A comparison of retrosigmoid IAC, retrolabyrinthine, and middle fossa vestibular neurectomy for treatment of vertigo.Laryngoscope. 1987 Feb; 97(2):165-73.L

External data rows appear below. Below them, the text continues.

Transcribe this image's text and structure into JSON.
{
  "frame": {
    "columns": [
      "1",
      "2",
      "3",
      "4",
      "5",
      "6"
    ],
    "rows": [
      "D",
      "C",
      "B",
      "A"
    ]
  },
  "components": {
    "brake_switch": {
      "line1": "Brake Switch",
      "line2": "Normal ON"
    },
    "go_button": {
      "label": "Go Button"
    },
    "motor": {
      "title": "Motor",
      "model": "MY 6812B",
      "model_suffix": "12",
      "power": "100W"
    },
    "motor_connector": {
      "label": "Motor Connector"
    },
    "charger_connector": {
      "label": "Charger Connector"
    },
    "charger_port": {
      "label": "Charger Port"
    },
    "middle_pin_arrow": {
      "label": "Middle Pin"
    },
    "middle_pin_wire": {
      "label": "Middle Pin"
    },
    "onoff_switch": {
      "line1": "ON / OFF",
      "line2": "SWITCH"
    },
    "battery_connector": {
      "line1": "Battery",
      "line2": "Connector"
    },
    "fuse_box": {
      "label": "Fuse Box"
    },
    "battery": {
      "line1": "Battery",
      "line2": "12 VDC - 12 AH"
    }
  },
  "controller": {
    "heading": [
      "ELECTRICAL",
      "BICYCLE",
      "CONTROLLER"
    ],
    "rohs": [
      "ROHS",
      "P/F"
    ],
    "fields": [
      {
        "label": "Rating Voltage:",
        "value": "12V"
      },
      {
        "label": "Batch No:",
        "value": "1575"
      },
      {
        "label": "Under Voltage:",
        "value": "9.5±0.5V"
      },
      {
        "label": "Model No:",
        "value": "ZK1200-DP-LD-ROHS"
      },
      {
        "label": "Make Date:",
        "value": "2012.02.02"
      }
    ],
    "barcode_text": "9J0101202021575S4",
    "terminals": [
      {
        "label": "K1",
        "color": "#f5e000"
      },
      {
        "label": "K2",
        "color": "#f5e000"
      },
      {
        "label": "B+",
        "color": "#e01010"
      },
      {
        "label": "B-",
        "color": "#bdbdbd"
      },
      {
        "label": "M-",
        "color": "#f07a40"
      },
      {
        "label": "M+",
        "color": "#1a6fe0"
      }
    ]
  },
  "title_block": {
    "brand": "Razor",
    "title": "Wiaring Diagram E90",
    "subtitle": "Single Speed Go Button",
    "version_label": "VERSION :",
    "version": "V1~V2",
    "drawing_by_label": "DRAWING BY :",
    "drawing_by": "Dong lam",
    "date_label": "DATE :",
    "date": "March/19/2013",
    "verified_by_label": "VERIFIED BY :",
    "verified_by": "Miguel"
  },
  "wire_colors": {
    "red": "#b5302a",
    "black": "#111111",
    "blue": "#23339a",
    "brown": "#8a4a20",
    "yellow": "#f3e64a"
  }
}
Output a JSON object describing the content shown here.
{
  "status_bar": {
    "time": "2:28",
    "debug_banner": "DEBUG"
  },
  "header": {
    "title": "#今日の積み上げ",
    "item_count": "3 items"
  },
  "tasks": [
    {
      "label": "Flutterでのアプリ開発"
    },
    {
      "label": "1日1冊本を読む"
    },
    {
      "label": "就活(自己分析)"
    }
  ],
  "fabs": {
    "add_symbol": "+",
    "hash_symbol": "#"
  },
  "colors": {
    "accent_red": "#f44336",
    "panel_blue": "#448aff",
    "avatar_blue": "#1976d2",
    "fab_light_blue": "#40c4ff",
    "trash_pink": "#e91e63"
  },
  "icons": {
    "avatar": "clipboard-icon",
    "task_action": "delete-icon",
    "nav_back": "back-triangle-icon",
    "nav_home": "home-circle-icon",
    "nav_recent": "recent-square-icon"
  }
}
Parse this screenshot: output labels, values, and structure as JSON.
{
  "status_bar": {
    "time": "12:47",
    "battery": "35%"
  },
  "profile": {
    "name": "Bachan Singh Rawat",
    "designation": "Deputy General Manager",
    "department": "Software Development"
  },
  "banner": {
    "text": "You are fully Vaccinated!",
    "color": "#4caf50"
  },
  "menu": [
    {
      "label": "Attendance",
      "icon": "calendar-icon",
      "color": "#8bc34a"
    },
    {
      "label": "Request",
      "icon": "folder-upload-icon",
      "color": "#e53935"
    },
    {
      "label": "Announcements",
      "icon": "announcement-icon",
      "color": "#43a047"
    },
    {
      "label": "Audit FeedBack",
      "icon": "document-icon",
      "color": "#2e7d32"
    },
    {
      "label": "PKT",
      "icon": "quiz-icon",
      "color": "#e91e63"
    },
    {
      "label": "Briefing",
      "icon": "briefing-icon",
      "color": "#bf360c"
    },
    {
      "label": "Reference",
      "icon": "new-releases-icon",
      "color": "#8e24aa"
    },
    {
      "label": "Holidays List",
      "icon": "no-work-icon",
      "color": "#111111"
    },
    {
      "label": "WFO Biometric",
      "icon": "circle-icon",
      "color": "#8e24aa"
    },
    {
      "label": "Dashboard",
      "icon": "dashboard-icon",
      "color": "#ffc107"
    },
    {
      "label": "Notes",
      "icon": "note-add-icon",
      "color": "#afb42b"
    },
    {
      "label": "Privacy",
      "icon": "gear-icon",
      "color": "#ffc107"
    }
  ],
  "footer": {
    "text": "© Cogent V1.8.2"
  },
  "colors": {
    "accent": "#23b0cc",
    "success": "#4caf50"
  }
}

A new procedure, the retrosigmoid internal auditory canal (IAC) vestibular neurectomy has been developed and presented. It involves a 3-cm retrosigmoid craniotomy removing the posterior wall of the IAC to the singular canal, with transection of the superior vestibular nerve and posterior ampullary nerve. This produces a complete denervation of the vestibular labyrinth and preserves the patient's hearing. All ten patients with Meniere's disease had their vertigo cured. Hearing was preserved to within 11 dB of the preoperative pure tone average in 9 of 10 cases. There were no serious complications, no cases of facial paralysis, and no cases of total hearing loss. These results compare favorably with the MFVN and the RVN. The retrosigmoid IAC vestibular neurectomy is an important improvement in the evolution of vestibular neurectomy for the treatment of vertigo.